**Task statement**
Every entry below, from first to last, should be copied exactly.

**Entries from a dataset of interfaces**
____________________
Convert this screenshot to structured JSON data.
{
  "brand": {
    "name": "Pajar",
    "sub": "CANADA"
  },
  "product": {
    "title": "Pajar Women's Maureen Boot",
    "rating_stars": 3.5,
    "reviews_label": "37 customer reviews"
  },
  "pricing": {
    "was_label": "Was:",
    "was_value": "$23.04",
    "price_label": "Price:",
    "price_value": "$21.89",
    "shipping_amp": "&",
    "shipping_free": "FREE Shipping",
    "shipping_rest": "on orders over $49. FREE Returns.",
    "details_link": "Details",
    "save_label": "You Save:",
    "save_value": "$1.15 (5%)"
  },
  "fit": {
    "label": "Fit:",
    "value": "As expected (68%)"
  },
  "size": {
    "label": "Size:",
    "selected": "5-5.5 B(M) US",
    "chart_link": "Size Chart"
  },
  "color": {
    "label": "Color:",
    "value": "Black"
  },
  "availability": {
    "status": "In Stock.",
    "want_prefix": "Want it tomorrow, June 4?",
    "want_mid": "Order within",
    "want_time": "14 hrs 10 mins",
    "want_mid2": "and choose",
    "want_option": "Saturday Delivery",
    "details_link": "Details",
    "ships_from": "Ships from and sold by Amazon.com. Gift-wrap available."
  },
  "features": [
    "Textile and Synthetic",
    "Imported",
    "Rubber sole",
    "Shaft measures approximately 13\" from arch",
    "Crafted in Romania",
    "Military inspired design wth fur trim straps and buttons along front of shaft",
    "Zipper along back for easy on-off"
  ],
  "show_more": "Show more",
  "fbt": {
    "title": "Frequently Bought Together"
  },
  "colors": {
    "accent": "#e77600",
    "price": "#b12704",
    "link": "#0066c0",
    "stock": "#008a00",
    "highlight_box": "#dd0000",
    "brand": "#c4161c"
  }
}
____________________
**Output of the task**
Convert this screenshot to structured JSON data.
{
  "brand": {
    "name": "Pajar",
    "sub": "CANADA"
  },
  "product": {
    "title": "Pajar Women's Maureen Boot",
    "rating_stars": 3.5,
    "reviews_label": "37 customer reviews"
  },
  "pricing": {
    "was_label": "Was:",
    "was_value": "$23.04",
    "price_label": "Price:",
    "price_value": "$21.89",
    "shipping_amp": "&",
    "shipping_free": "FREE Shipping",
    "shipping_rest": "on orders over $49. FREE Returns.",
    "details_link": "Details",
    "save_label": "You Save:",
    "save_value": "$1.15 (5%)"
  },
  "fit": {
    "label": "Fit:",
    "value": "As expected (68%)"
  },
  "size": {
    "label": "Size:",
    "selected": "5-5.5 B(M) US",
    "chart_link": "Size Chart"
  },
  "color": {
    "label": "Color:",
    "value": "Black"
  },
  "availability": {
    "status": "In Stock.",
    "want_prefix": "Want it tomorrow, June 4?",
    "want_mid": "Order within",
    "want_time": "14 hrs 10 mins",
    "want_mid2": "and choose",
    "want_option": "Saturday Delivery",
    "details_link": "Details",
    "ships_from": "Ships from and sold by Amazon.com. Gift-wrap available."
  },
  "features": [
    "Textile and Synthetic",
    "Imported",
    "Rubber sole",
    "Shaft measures approximately 13\" from arch",
    "Crafted in Romania",
    "Military inspired design wth fur trim straps and buttons along front of shaft",
    "Zipper along back for easy on-off"
  ],
  "show_more": "Show more",
  "fbt": {
    "title": "Frequently Bought Together"
  },
  "colors": {
    "accent": "#e77600",
    "price": "#b12704",
    "link": "#0066c0",
    "stock": "#008a00",
    "highlight_box": "#dd0000",
    "brand": "#c4161c"
  }
}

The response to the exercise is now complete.